BEGIN
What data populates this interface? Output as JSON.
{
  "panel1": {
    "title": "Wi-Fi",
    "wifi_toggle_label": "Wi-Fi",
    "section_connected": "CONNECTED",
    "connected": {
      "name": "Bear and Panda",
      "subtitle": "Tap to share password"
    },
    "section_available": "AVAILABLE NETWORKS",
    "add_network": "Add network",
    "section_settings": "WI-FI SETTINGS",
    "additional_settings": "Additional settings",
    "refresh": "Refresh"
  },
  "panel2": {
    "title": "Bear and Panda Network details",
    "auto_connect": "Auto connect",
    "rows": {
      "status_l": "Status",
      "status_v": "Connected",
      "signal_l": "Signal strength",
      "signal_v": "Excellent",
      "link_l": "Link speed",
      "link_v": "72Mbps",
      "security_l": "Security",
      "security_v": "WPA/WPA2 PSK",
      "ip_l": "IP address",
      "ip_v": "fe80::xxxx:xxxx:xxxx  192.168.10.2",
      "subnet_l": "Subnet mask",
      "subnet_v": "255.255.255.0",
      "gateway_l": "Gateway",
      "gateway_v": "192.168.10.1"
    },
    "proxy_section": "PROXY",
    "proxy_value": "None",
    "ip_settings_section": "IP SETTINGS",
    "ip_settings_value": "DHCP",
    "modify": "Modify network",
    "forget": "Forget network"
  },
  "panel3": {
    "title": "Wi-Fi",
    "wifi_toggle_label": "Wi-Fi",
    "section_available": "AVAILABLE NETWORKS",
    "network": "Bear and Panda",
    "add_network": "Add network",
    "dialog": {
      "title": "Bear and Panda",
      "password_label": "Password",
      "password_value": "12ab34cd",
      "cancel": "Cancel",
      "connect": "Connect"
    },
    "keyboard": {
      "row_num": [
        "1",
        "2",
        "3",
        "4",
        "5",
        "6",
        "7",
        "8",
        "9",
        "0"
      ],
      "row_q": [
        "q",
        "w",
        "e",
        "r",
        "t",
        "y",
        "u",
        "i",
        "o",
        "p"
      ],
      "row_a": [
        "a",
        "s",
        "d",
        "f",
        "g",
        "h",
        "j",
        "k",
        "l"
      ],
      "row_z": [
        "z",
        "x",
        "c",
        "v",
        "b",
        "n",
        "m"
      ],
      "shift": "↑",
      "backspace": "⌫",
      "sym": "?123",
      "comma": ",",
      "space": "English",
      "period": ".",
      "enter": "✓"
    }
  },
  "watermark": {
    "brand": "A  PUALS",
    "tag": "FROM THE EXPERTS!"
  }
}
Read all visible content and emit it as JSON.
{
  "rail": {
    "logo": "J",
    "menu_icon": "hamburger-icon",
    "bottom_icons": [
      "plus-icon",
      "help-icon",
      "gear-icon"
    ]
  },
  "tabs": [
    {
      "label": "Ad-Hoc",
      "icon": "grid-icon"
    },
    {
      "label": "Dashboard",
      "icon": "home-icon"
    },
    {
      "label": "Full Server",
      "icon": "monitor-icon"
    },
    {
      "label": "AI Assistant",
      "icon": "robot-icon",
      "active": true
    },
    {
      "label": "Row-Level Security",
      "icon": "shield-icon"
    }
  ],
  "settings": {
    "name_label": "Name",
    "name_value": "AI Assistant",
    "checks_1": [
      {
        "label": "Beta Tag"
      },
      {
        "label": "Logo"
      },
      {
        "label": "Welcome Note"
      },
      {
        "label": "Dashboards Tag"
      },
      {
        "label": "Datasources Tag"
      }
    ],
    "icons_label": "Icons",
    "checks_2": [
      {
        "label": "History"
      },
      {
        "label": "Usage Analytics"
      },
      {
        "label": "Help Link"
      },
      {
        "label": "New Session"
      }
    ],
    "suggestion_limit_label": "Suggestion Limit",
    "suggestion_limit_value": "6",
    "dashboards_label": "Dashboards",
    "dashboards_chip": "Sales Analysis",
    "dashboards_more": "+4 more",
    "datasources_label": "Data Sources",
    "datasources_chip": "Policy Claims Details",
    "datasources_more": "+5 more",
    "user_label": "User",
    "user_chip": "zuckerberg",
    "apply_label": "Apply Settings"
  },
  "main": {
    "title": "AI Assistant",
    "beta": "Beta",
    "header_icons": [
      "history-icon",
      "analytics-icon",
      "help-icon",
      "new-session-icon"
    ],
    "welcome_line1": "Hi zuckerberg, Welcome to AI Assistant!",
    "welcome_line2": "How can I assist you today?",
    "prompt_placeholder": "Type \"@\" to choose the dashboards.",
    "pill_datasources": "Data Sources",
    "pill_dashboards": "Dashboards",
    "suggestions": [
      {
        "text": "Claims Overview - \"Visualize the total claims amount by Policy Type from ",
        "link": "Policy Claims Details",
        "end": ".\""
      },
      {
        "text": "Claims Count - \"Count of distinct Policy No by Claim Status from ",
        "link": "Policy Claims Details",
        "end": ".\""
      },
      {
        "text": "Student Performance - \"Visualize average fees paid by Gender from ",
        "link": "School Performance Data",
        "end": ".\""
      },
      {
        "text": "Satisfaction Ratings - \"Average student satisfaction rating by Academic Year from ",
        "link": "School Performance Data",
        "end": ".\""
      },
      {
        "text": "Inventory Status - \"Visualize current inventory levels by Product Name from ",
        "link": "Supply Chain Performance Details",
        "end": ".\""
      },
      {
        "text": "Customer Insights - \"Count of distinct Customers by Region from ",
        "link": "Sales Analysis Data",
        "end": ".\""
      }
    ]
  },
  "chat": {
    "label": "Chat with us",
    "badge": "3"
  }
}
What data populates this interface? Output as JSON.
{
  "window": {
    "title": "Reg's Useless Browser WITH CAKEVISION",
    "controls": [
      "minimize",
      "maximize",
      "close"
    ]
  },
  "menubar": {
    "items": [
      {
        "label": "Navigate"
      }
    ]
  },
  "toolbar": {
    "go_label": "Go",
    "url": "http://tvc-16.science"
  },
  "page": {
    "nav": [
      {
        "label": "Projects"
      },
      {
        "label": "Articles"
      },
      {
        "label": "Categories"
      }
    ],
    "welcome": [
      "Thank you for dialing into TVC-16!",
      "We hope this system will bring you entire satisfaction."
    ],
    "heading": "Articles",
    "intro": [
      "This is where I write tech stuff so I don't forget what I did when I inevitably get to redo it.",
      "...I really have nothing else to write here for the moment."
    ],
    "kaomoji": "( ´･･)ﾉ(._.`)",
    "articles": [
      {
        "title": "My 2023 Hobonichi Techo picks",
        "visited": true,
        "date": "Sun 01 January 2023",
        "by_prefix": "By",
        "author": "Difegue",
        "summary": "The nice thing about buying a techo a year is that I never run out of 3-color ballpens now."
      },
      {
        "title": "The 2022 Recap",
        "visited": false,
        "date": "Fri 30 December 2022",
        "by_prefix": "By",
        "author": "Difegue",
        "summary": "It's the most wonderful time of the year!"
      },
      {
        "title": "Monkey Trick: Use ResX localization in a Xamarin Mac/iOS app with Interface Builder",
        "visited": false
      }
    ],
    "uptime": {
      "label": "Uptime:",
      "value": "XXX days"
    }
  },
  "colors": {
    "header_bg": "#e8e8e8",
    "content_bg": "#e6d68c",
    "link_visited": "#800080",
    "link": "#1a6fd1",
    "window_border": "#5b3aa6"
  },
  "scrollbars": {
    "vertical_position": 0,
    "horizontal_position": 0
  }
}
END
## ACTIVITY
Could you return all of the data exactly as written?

## EXERCISE RESPONSE
What data populates this interface? Output as JSON.
{
  "panel1": {
    "title": "Wi-Fi",
    "wifi_toggle_label": "Wi-Fi",
    "section_connected": "CONNECTED",
    "connected": {
      "name": "Bear and Panda",
      "subtitle": "Tap to share password"
    },
    "section_available": "AVAILABLE NETWORKS",
    "add_network": "Add network",
    "section_settings": "WI-FI SETTINGS",
    "additional_settings": "Additional settings",
    "refresh": "Refresh"
  },
  "panel2": {
    "title": "Bear and Panda Network details",
    "auto_connect": "Auto connect",
    "rows": {
      "status_l": "Status",
      "status_v": "Connected",
      "signal_l": "Signal strength",
      "signal_v": "Excellent",
      "link_l": "Link speed",
      "link_v": "72Mbps",
      "security_l": "Security",
      "security_v": "WPA/WPA2 PSK",
      "ip_l": "IP address",
      "ip_v": "fe80::xxxx:xxxx:xxxx  192.168.10.2",
      "subnet_l": "Subnet mask",
      "subnet_v": "255.255.255.0",
      "gateway_l": "Gateway",
      "gateway_v": "192.168.10.1"
    },
    "proxy_section": "PROXY",
    "proxy_value": "None",
    "ip_settings_section": "IP SETTINGS",
    "ip_settings_value": "DHCP",
    "modify": "Modify network",
    "forget": "Forget network"
  },
  "panel3": {
    "title": "Wi-Fi",
    "wifi_toggle_label": "Wi-Fi",
    "section_available": "AVAILABLE NETWORKS",
    "network": "Bear and Panda",
    "add_network": "Add network",
    "dialog": {
      "title": "Bear and Panda",
      "password_label": "Password",
      "password_value": "12ab34cd",
      "cancel": "Cancel",
      "connect": "Connect"
    },
    "keyboard": {
      "row_num": [
        "1",
        "2",
        "3",
        "4",
        "5",
        "6",
        "7",
        "8",
        "9",
        "0"
      ],
      "row_q": [
        "q",
        "w",
        "e",
        "r",
        "t",
        "y",
        "u",
        "i",
        "o",
        "p"
      ],
      "row_a": [
        "a",
        "s",
        "d",
        "f",
        "g",
        "h",
        "j",
        "k",
        "l"
      ],
      "row_z": [
        "z",
        "x",
        "c",
        "v",
        "b",
        "n",
        "m"
      ],
      "shift": "↑",
      "backspace": "⌫",
      "sym": "?123",
      "comma": ",",
      "space": "English",
      "period": ".",
      "enter": "✓"
    }
  },
  "watermark": {
    "brand": "A  PUALS",
    "tag": "FROM THE EXPERTS!"
  }
}
Read all visible content and emit it as JSON.
{
  "rail": {
    "logo": "J",
    "menu_icon": "hamburger-icon",
    "bottom_icons": [
      "plus-icon",
      "help-icon",
      "gear-icon"
    ]
  },
  "tabs": [
    {
      "label": "Ad-Hoc",
      "icon": "grid-icon"
    },
    {
      "label": "Dashboard",
      "icon": "home-icon"
    },
    {
      "label": "Full Server",
      "icon": "monitor-icon"
    },
    {
      "label": "AI Assistant",
      "icon": "robot-icon",
      "active": true
    },
    {
      "label": "Row-Level Security",
      "icon": "shield-icon"
    }
  ],
  "settings": {
    "name_label": "Name",
    "name_value": "AI Assistant",
    "checks_1": [
      {
        "label": "Beta Tag"
      },
      {
        "label": "Logo"
      },
      {
        "label": "Welcome Note"
      },
      {
        "label": "Dashboards Tag"
      },
      {
        "label": "Datasources Tag"
      }
    ],
    "icons_label": "Icons",
    "checks_2": [
      {
        "label": "History"
      },
      {
        "label": "Usage Analytics"
      },
      {
        "label": "Help Link"
      },
      {
        "label": "New Session"
      }
    ],
    "suggestion_limit_label": "Suggestion Limit",
    "suggestion_limit_value": "6",
    "dashboards_label": "Dashboards",
    "dashboards_chip": "Sales Analysis",
    "dashboards_more": "+4 more",
    "datasources_label": "Data Sources",
    "datasources_chip": "Policy Claims Details",
    "datasources_more": "+5 more",
    "user_label": "User",
    "user_chip": "zuckerberg",
    "apply_label": "Apply Settings"
  },
  "main": {
    "title": "AI Assistant",
    "beta": "Beta",
    "header_icons": [
      "history-icon",
      "analytics-icon",
      "help-icon",
      "new-session-icon"
    ],
    "welcome_line1": "Hi zuckerberg, Welcome to AI Assistant!",
    "welcome_line2": "How can I assist you today?",
    "prompt_placeholder": "Type \"@\" to choose the dashboards.",
    "pill_datasources": "Data Sources",
    "pill_dashboards": "Dashboards",
    "suggestions": [
      {
        "text": "Claims Overview - \"Visualize the total claims amount by Policy Type from ",
        "link": "Policy Claims Details",
        "end": ".\""
      },
      {
        "text": "Claims Count - \"Count of distinct Policy No by Claim Status from ",
        "link": "Policy Claims Details",
        "end": ".\""
      },
      {
        "text": "Student Performance - \"Visualize average fees paid by Gender from ",
        "link": "School Performance Data",
        "end": ".\""
      },
      {
        "text": "Satisfaction Ratings - \"Average student satisfaction rating by Academic Year from ",
        "link": "School Performance Data",
        "end": ".\""
      },
      {
        "text": "Inventory Status - \"Visualize current inventory levels by Product Name from ",
        "link": "Supply Chain Performance Details",
        "end": ".\""
      },
      {
        "text": "Customer Insights - \"Count of distinct Customers by Region from ",
        "link": "Sales Analysis Data",
        "end": ".\""
      }
    ]
  },
  "chat": {
    "label": "Chat with us",
    "badge": "3"
  }
}
What data populates this interface? Output as JSON.
{
  "window": {
    "title": "Reg's Useless Browser WITH CAKEVISION",
    "controls": [
      "minimize",
      "maximize",
      "close"
    ]
  },
  "menubar": {
    "items": [
      {
        "label": "Navigate"
      }
    ]
  },
  "toolbar": {
    "go_label": "Go",
    "url": "http://tvc-16.science"
  },
  "page": {
    "nav": [
      {
        "label": "Projects"
      },
      {
        "label": "Articles"
      },
      {
        "label": "Categories"
      }
    ],
    "welcome": [
      "Thank you for dialing into TVC-16!",
      "We hope this system will bring you entire satisfaction."
    ],
    "heading": "Articles",
    "intro": [
      "This is where I write tech stuff so I don't forget what I did when I inevitably get to redo it.",
      "...I really have nothing else to write here for the moment."
    ],
    "kaomoji": "( ´･･)ﾉ(._.`)",
    "articles": [
      {
        "title": "My 2023 Hobonichi Techo picks",
        "visited": true,
        "date": "Sun 01 January 2023",
        "by_prefix": "By",
        "author": "Difegue",
        "summary": "The nice thing about buying a techo a year is that I never run out of 3-color ballpens now."
      },
      {
        "title": "The 2022 Recap",
        "visited": false,
        "date": "Fri 30 December 2022",
        "by_prefix": "By",
        "author": "Difegue",
        "summary": "It's the most wonderful time of the year!"
      },
      {
        "title": "Monkey Trick: Use ResX localization in a Xamarin Mac/iOS app with Interface Builder",
        "visited": false
      }
    ],
    "uptime": {
      "label": "Uptime:",
      "value": "XXX days"
    }
  },
  "colors": {
    "header_bg": "#e8e8e8",
    "content_bg": "#e6d68c",
    "link_visited": "#800080",
    "link": "#1a6fd1",
    "window_border": "#5b3aa6"
  },
  "scrollbars": {
    "vertical_position": 0,
    "horizontal_position": 0
  }
}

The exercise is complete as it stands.